> [Task directions]
The records should be written out in full, with nothing altered.

○ ○ ○ ○ ○

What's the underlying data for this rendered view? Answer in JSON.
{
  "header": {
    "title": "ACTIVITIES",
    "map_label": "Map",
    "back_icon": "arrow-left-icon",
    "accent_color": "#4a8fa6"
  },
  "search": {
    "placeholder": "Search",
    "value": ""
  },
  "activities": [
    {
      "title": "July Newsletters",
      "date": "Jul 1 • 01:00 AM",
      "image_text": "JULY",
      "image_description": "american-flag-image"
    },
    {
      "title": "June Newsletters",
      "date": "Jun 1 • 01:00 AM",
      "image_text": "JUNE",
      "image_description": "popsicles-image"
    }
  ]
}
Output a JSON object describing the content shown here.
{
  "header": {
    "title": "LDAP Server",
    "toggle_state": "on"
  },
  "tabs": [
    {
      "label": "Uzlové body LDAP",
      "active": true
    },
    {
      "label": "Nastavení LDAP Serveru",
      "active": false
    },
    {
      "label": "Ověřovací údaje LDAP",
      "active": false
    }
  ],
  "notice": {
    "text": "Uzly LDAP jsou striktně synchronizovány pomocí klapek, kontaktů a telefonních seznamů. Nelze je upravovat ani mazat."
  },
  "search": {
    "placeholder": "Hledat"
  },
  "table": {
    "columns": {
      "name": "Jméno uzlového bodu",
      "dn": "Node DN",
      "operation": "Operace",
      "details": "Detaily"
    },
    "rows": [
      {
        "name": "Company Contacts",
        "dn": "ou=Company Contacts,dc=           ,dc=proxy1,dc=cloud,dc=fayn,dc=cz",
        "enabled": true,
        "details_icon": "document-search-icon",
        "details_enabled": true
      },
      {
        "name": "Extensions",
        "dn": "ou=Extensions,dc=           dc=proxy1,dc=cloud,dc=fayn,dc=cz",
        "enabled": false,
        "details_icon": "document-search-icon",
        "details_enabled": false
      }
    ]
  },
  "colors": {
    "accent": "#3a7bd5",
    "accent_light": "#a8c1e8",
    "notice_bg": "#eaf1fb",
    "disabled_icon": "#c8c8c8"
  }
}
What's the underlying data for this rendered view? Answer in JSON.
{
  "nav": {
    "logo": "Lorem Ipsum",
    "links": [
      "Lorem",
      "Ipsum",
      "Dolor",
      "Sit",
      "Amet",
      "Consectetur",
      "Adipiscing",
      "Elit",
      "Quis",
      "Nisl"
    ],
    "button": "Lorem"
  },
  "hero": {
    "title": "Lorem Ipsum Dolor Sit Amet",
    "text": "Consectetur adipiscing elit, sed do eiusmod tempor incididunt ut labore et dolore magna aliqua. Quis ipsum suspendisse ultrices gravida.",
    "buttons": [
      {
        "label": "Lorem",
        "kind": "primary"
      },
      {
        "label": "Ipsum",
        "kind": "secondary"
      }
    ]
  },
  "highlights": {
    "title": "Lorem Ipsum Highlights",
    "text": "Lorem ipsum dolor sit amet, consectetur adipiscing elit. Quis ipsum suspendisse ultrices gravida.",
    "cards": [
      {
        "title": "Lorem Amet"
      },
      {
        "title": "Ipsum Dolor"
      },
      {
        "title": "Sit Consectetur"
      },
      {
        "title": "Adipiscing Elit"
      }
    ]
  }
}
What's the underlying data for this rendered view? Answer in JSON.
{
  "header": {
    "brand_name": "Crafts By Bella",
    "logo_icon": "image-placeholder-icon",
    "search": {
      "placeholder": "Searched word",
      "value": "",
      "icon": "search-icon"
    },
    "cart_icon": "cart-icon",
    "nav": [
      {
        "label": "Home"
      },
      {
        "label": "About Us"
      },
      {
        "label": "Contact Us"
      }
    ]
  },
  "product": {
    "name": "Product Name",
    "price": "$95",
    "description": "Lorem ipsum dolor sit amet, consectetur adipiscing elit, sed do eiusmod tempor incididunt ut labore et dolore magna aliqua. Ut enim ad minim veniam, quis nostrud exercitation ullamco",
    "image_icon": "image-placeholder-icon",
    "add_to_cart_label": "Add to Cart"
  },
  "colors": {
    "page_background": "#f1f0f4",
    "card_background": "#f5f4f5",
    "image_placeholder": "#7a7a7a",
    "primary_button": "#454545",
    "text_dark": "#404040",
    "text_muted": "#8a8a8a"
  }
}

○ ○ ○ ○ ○

> [Expected answer]
What's the underlying data for this rendered view? Answer in JSON.
{
  "header": {
    "title": "ACTIVITIES",
    "map_label": "Map",
    "back_icon": "arrow-left-icon",
    "accent_color": "#4a8fa6"
  },
  "search": {
    "placeholder": "Search",
    "value": ""
  },
  "activities": [
    {
      "title": "July Newsletters",
      "date": "Jul 1 • 01:00 AM",
      "image_text": "JULY",
      "image_description": "american-flag-image"
    },
    {
      "title": "June Newsletters",
      "date": "Jun 1 • 01:00 AM",
      "image_text": "JUNE",
      "image_description": "popsicles-image"
    }
  ]
}
Output a JSON object describing the content shown here.
{
  "header": {
    "title": "LDAP Server",
    "toggle_state": "on"
  },
  "tabs": [
    {
      "label": "Uzlové body LDAP",
      "active": true
    },
    {
      "label": "Nastavení LDAP Serveru",
      "active": false
    },
    {
      "label": "Ověřovací údaje LDAP",
      "active": false
    }
  ],
  "notice": {
    "text": "Uzly LDAP jsou striktně synchronizovány pomocí klapek, kontaktů a telefonních seznamů. Nelze je upravovat ani mazat."
  },
  "search": {
    "placeholder": "Hledat"
  },
  "table": {
    "columns": {
      "name": "Jméno uzlového bodu",
      "dn": "Node DN",
      "operation": "Operace",
      "details": "Detaily"
    },
    "rows": [
      {
        "name": "Company Contacts",
        "dn": "ou=Company Contacts,dc=           ,dc=proxy1,dc=cloud,dc=fayn,dc=cz",
        "enabled": true,
        "details_icon": "document-search-icon",
        "details_enabled": true
      },
      {
        "name": "Extensions",
        "dn": "ou=Extensions,dc=           dc=proxy1,dc=cloud,dc=fayn,dc=cz",
        "enabled": false,
        "details_icon": "document-search-icon",
        "details_enabled": false
      }
    ]
  },
  "colors": {
    "accent": "#3a7bd5",
    "accent_light": "#a8c1e8",
    "notice_bg": "#eaf1fb",
    "disabled_icon": "#c8c8c8"
  }
}
What's the underlying data for this rendered view? Answer in JSON.
{
  "nav": {
    "logo": "Lorem Ipsum",
    "links": [
      "Lorem",
      "Ipsum",
      "Dolor",
      "Sit",
      "Amet",
      "Consectetur",
      "Adipiscing",
      "Elit",
      "Quis",
      "Nisl"
    ],
    "button": "Lorem"
  },
  "hero": {
    "title": "Lorem Ipsum Dolor Sit Amet",
    "text": "Consectetur adipiscing elit, sed do eiusmod tempor incididunt ut labore et dolore magna aliqua. Quis ipsum suspendisse ultrices gravida.",
    "buttons": [
      {
        "label": "Lorem",
        "kind": "primary"
      },
      {
        "label": "Ipsum",
        "kind": "secondary"
      }
    ]
  },
  "highlights": {
    "title": "Lorem Ipsum Highlights",
    "text": "Lorem ipsum dolor sit amet, consectetur adipiscing elit. Quis ipsum suspendisse ultrices gravida.",
    "cards": [
      {
        "title": "Lorem Amet"
      },
      {
        "title": "Ipsum Dolor"
      },
      {
        "title": "Sit Consectetur"
      },
      {
        "title": "Adipiscing Elit"
      }
    ]
  }
}
What's the underlying data for this rendered view? Answer in JSON.
{
  "header": {
    "brand_name": "Crafts By Bella",
    "logo_icon": "image-placeholder-icon",
    "search": {
      "placeholder": "Searched word",
      "value": "",
      "icon": "search-icon"
    },
    "cart_icon": "cart-icon",
    "nav": [
      {
        "label": "Home"
      },
      {
        "label": "About Us"
      },
      {
        "label": "Contact Us"
      }
    ]
  },
  "product": {
    "name": "Product Name",
    "price": "$95",
    "description": "Lorem ipsum dolor sit amet, consectetur adipiscing elit, sed do eiusmod tempor incididunt ut labore et dolore magna aliqua. Ut enim ad minim veniam, quis nostrud exercitation ullamco",
    "image_icon": "image-placeholder-icon",
    "add_to_cart_label": "Add to Cart"
  },
  "colors": {
    "page_background": "#f1f0f4",
    "card_background": "#f5f4f5",
    "image_placeholder": "#7a7a7a",
    "primary_button": "#454545",
    "text_dark": "#404040",
    "text_muted": "#8a8a8a"
  }
}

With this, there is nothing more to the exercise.